• _WHAT IS NEEDED_
Repeat every entry exactly as it stands. Omit the images.

• _DATA SHOWN_
######
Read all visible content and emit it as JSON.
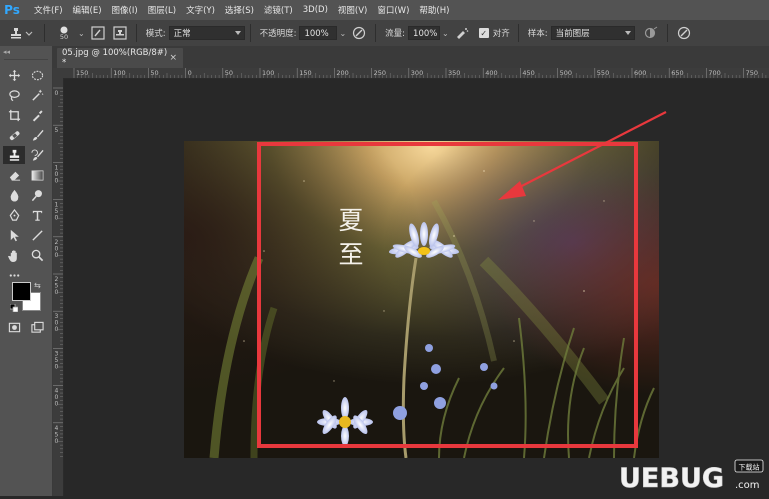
{
  "app": {
    "logo": "Ps"
  },
  "menu": {
    "items": [
      "文件(F)",
      "编辑(E)",
      "图像(I)",
      "图层(L)",
      "文字(Y)",
      "选择(S)",
      "滤镜(T)",
      "3D(D)",
      "视图(V)",
      "窗口(W)",
      "帮助(H)"
    ]
  },
  "options": {
    "brush_size": "50",
    "mode_label": "模式:",
    "mode_value": "正常",
    "opacity_label": "不透明度:",
    "opacity_value": "100%",
    "flow_label": "流量:",
    "flow_value": "100%",
    "aligned_label": "对齐",
    "aligned_checked": true,
    "sample_label": "样本:",
    "sample_value": "当前图层"
  },
  "document": {
    "tab_title": "05.jpg @ 100%(RGB/8#) *",
    "close_glyph": "×"
  },
  "rulers": {
    "horizontal": [
      "150",
      "100",
      "50",
      "0",
      "50",
      "100",
      "150",
      "200",
      "250",
      "300",
      "350",
      "400",
      "450",
      "500",
      "550",
      "600",
      "650",
      "700",
      "750"
    ],
    "vertical": [
      "0",
      "5",
      "1\n0\n0",
      "1\n5\n0",
      "2\n0\n0",
      "2\n5\n0",
      "3\n0\n0",
      "3\n5\n0",
      "4\n0\n0",
      "4\n5\n0"
    ]
  },
  "photo": {
    "calligraphy": [
      "夏",
      "至"
    ]
  },
  "watermark": {
    "brand": "UEBUG",
    "badge": "下载站",
    "domain": ".com"
  },
  "colors": {
    "highlight": "#e8383d",
    "foreground": "#000000",
    "background": "#ffffff",
    "accent": "#31a8ff"
  }
}
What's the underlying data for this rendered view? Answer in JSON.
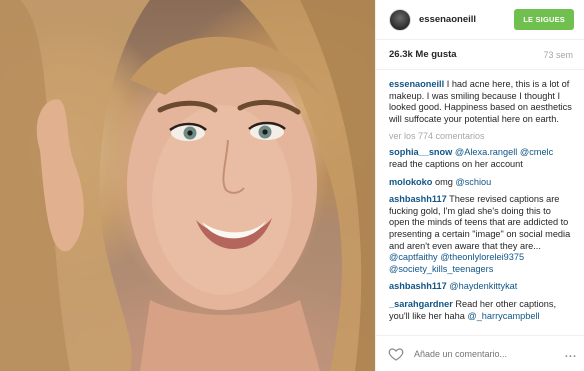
{
  "post": {
    "username": "essenaoneill",
    "follow_label": "LE SIGUES",
    "likes": "26.3k Me gusta",
    "age": "73 sem"
  },
  "comments": {
    "caption_user": "essenaoneill",
    "caption_text": "I had acne here, this is a lot of makeup. I was smiling because I thought I looked good. Happiness based on aesthetics will suffocate your potential here on earth.",
    "view_more": "ver los 774 comentarios",
    "items": [
      {
        "user": "sophia__snow",
        "text": "read the captions on her account",
        "mention": "@Alexa.rangell @cmelc"
      },
      {
        "user": "molokoko",
        "text": "omg",
        "mention": "@schiou"
      },
      {
        "user": "ashbashh117",
        "text": "These revised captions are fucking gold, I'm glad she's doing this to open the minds of teens that are addicted to presenting a certain \"image\" on social media and aren't even aware that they are...",
        "mention": "@captfaithy @theonlylorelei9375 @society_kills_teenagers"
      },
      {
        "user": "ashbashh117",
        "text": "",
        "mention": "@haydenkittykat"
      },
      {
        "user": "_sarahgardner",
        "text": "Read her other captions, you'll like her haha",
        "mention": "@_harrycampbell"
      },
      {
        "user": "",
        "text": "",
        "mention": ""
      }
    ]
  },
  "footer": {
    "comment_placeholder": "Añade un comentario...",
    "more_icon": "..."
  },
  "colors": {
    "follow": "#70c050",
    "link": "#125688",
    "muted": "#a5a7aa"
  }
}
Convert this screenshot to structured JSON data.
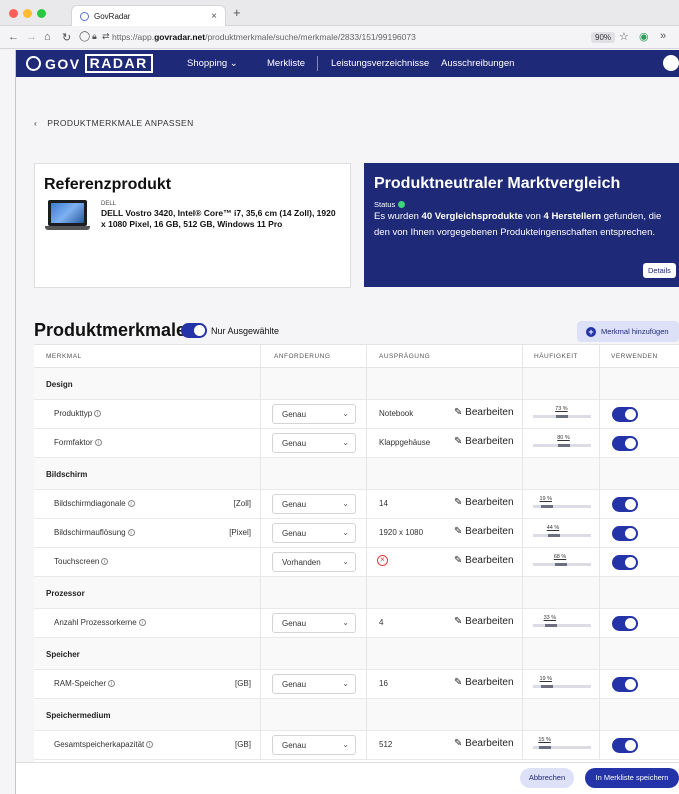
{
  "browser": {
    "tab_title": "GovRadar",
    "url_prefix": "https://app.",
    "url_domain": "govradar.net",
    "url_path": "/produktmerkmale/suche/merkmale/2833/151/99196073",
    "zoom": "90%"
  },
  "appnav": {
    "logo_left": "GOV",
    "logo_right": "RADAR",
    "items": [
      "Shopping",
      "Merkliste",
      "Leistungsverzeichnisse",
      "Ausschreibungen"
    ]
  },
  "back_label": "PRODUKTMERKMALE ANPASSEN",
  "reference": {
    "title": "Referenzprodukt",
    "brand": "DELL",
    "description": "DELL Vostro 3420, Intel® Core™ i7, 35,6 cm (14 Zoll), 1920 x 1080 Pixel, 16 GB, 512 GB, Windows 11 Pro"
  },
  "market": {
    "title": "Produktneutraler Marktvergleich",
    "status_label": "Status",
    "text_1": "Es wurden ",
    "count_products": "40 Vergleichsprodukte",
    "text_2": " von ",
    "count_makers": "4 Herstellern",
    "text_3": " gefunden, die den von Ihnen vorgegebenen Produkteingenschaften entsprechen.",
    "details_label": "Details"
  },
  "merkmale": {
    "title": "Produktmerkmale",
    "filter_label": "Nur Ausgewählte",
    "add_label": "Merkmal hinzufügen",
    "columns": [
      "MERKMAL",
      "ANFORDERUNG",
      "AUSPRÄGUNG",
      "HÄUFIGKEIT",
      "VERWENDEN"
    ],
    "edit_label": "Bearbeiten",
    "groups": [
      {
        "name": "Design",
        "rows": [
          {
            "label": "Produkttyp",
            "unit": "",
            "req": "Genau",
            "value": "Notebook",
            "freq": "73 %",
            "freq_val": 73
          },
          {
            "label": "Formfaktor",
            "unit": "",
            "req": "Genau",
            "value": "Klappgehäuse",
            "freq": "80 %",
            "freq_val": 80
          }
        ]
      },
      {
        "name": "Bildschirm",
        "rows": [
          {
            "label": "Bildschirmdiagonale",
            "unit": "[Zoll]",
            "req": "Genau",
            "value": "14",
            "freq": "19 %",
            "freq_val": 19
          },
          {
            "label": "Bildschirmauflösung",
            "unit": "[Pixel]",
            "req": "Genau",
            "value": "1920 x 1080",
            "freq": "44 %",
            "freq_val": 44
          },
          {
            "label": "Touchscreen",
            "unit": "",
            "req": "Vorhanden",
            "value": "",
            "freq": "68 %",
            "freq_val": 68
          }
        ]
      },
      {
        "name": "Prozessor",
        "rows": [
          {
            "label": "Anzahl Prozessorkerne",
            "unit": "",
            "req": "Genau",
            "value": "4",
            "freq": "33 %",
            "freq_val": 33
          }
        ]
      },
      {
        "name": "Speicher",
        "rows": [
          {
            "label": "RAM-Speicher",
            "unit": "[GB]",
            "req": "Genau",
            "value": "16",
            "freq": "19 %",
            "freq_val": 19
          }
        ]
      },
      {
        "name": "Speichermedium",
        "rows": [
          {
            "label": "Gesamtspeicherkapazität",
            "unit": "[GB]",
            "req": "Genau",
            "value": "512",
            "freq": "15 %",
            "freq_val": 15
          }
        ]
      }
    ]
  },
  "footer": {
    "cancel_label": "Abbrechen",
    "save_label": "In Merkliste speichern"
  },
  "colors": {
    "brand": "#1e2978",
    "accent": "#2433a8",
    "status_ok": "#3ed47a",
    "negative": "#e03c3c"
  }
}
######
• _OUTPUT OF THE TASK_
Read all visible content and emit it as JSON.
{
  "app": {
    "logo": "Ps"
  },
  "menu": {
    "items": [
      "文件(F)",
      "编辑(E)",
      "图像(I)",
      "图层(L)",
      "文字(Y)",
      "选择(S)",
      "滤镜(T)",
      "3D(D)",
      "视图(V)",
      "窗口(W)",
      "帮助(H)"
    ]
  },
  "options": {
    "brush_size": "50",
    "mode_label": "模式:",
    "mode_value": "正常",
    "opacity_label": "不透明度:",
    "opacity_value": "100%",
    "flow_label": "流量:",
    "flow_value": "100%",
    "aligned_label": "对齐",
    "aligned_checked": true,
    "sample_label": "样本:",
    "sample_value": "当前图层"
  },
  "document": {
    "tab_title": "05.jpg @ 100%(RGB/8#) *",
    "close_glyph": "×"
  },
  "rulers": {
    "horizontal": [
      "150",
      "100",
      "50",
      "0",
      "50",
      "100",
      "150",
      "200",
      "250",
      "300",
      "350",
      "400",
      "450",
      "500",
      "550",
      "600",
      "650",
      "700",
      "750"
    ],
    "vertical": [
      "0",
      "5",
      "1\n0\n0",
      "1\n5\n0",
      "2\n0\n0",
      "2\n5\n0",
      "3\n0\n0",
      "3\n5\n0",
      "4\n0\n0",
      "4\n5\n0"
    ]
  },
  "photo": {
    "calligraphy": [
      "夏",
      "至"
    ]
  },
  "watermark": {
    "brand": "UEBUG",
    "badge": "下载站",
    "domain": ".com"
  },
  "colors": {
    "highlight": "#e8383d",
    "foreground": "#000000",
    "background": "#ffffff",
    "accent": "#31a8ff"
  }
}
What's the underlying data for this rendered view? Answer in JSON.
{
  "post": {
    "username": "essenaoneill",
    "follow_label": "LE SIGUES",
    "likes": "26.3k Me gusta",
    "age": "73 sem"
  },
  "comments": {
    "caption_user": "essenaoneill",
    "caption_text": "I had acne here, this is a lot of makeup. I was smiling because I thought I looked good. Happiness based on aesthetics will suffocate your potential here on earth.",
    "view_more": "ver los 774 comentarios",
    "items": [
      {
        "user": "sophia__snow",
        "text": "read the captions on her account",
        "mention": "@Alexa.rangell @cmelc"
      },
      {
        "user": "molokoko",
        "text": "omg",
        "mention": "@schiou"
      },
      {
        "user": "ashbashh117",
        "text": "These revised captions are fucking gold, I'm glad she's doing this to open the minds of teens that are addicted to presenting a certain \"image\" on social media and aren't even aware that they are...",
        "mention": "@captfaithy @theonlylorelei9375 @society_kills_teenagers"
      },
      {
        "user": "ashbashh117",
        "text": "",
        "mention": "@haydenkittykat"
      },
      {
        "user": "_sarahgardner",
        "text": "Read her other captions, you'll like her haha",
        "mention": "@_harrycampbell"
      },
      {
        "user": "",
        "text": "",
        "mention": ""
      }
    ]
  },
  "footer": {
    "comment_placeholder": "Añade un comentario...",
    "more_icon": "..."
  },
  "colors": {
    "follow": "#70c050",
    "link": "#125688",
    "muted": "#a5a7aa"
  }
}
Convert this screenshot to structured JSON data.
{
  "browser": {
    "tab_title": "GovRadar",
    "url_prefix": "https://app.",
    "url_domain": "govradar.net",
    "url_path": "/produktmerkmale/suche/merkmale/2833/151/99196073",
    "zoom": "90%"
  },
  "appnav": {
    "logo_left": "GOV",
    "logo_right": "RADAR",
    "items": [
      "Shopping",
      "Merkliste",
      "Leistungsverzeichnisse",
      "Ausschreibungen"
    ]
  },
  "back_label": "PRODUKTMERKMALE ANPASSEN",
  "reference": {
    "title": "Referenzprodukt",
    "brand": "DELL",
    "description": "DELL Vostro 3420, Intel® Core™ i7, 35,6 cm (14 Zoll), 1920 x 1080 Pixel, 16 GB, 512 GB, Windows 11 Pro"
  },
  "market": {
    "title": "Produktneutraler Marktvergleich",
    "status_label": "Status",
    "text_1": "Es wurden ",
    "count_products": "40 Vergleichsprodukte",
    "text_2": " von ",
    "count_makers": "4 Herstellern",
    "text_3": " gefunden, die den von Ihnen vorgegebenen Produkteingenschaften entsprechen.",
    "details_label": "Details"
  },
  "merkmale": {
    "title": "Produktmerkmale",
    "filter_label": "Nur Ausgewählte",
    "add_label": "Merkmal hinzufügen",
    "columns": [
      "MERKMAL",
      "ANFORDERUNG",
      "AUSPRÄGUNG",
      "HÄUFIGKEIT",
      "VERWENDEN"
    ],
    "edit_label": "Bearbeiten",
    "groups": [
      {
        "name": "Design",
        "rows": [
          {
            "label": "Produkttyp",
            "unit": "",
            "req": "Genau",
            "value": "Notebook",
            "freq": "73 %",
            "freq_val": 73
          },
          {
            "label": "Formfaktor",
            "unit": "",
            "req": "Genau",
            "value": "Klappgehäuse",
            "freq": "80 %",
            "freq_val": 80
          }
        ]
      },
      {
        "name": "Bildschirm",
        "rows": [
          {
            "label": "Bildschirmdiagonale",
            "unit": "[Zoll]",
            "req": "Genau",
            "value": "14",
            "freq": "19 %",
            "freq_val": 19
          },
          {
            "label": "Bildschirmauflösung",
            "unit": "[Pixel]",
            "req": "Genau",
            "value": "1920 x 1080",
            "freq": "44 %",
            "freq_val": 44
          },
          {
            "label": "Touchscreen",
            "unit": "",
            "req": "Vorhanden",
            "value": "",
            "freq": "68 %",
            "freq_val": 68
          }
        ]
      },
      {
        "name": "Prozessor",
        "rows": [
          {
            "label": "Anzahl Prozessorkerne",
            "unit": "",
            "req": "Genau",
            "value": "4",
            "freq": "33 %",
            "freq_val": 33
          }
        ]
      },
      {
        "name": "Speicher",
        "rows": [
          {
            "label": "RAM-Speicher",
            "unit": "[GB]",
            "req": "Genau",
            "value": "16",
            "freq": "19 %",
            "freq_val": 19
          }
        ]
      },
      {
        "name": "Speichermedium",
        "rows": [
          {
            "label": "Gesamtspeicherkapazität",
            "unit": "[GB]",
            "req": "Genau",
            "value": "512",
            "freq": "15 %",
            "freq_val": 15
          }
        ]
      }
    ]
  },
  "footer": {
    "cancel_label": "Abbrechen",
    "save_label": "In Merkliste speichern"
  },
  "colors": {
    "brand": "#1e2978",
    "accent": "#2433a8",
    "status_ok": "#3ed47a",
    "negative": "#e03c3c"
  }
}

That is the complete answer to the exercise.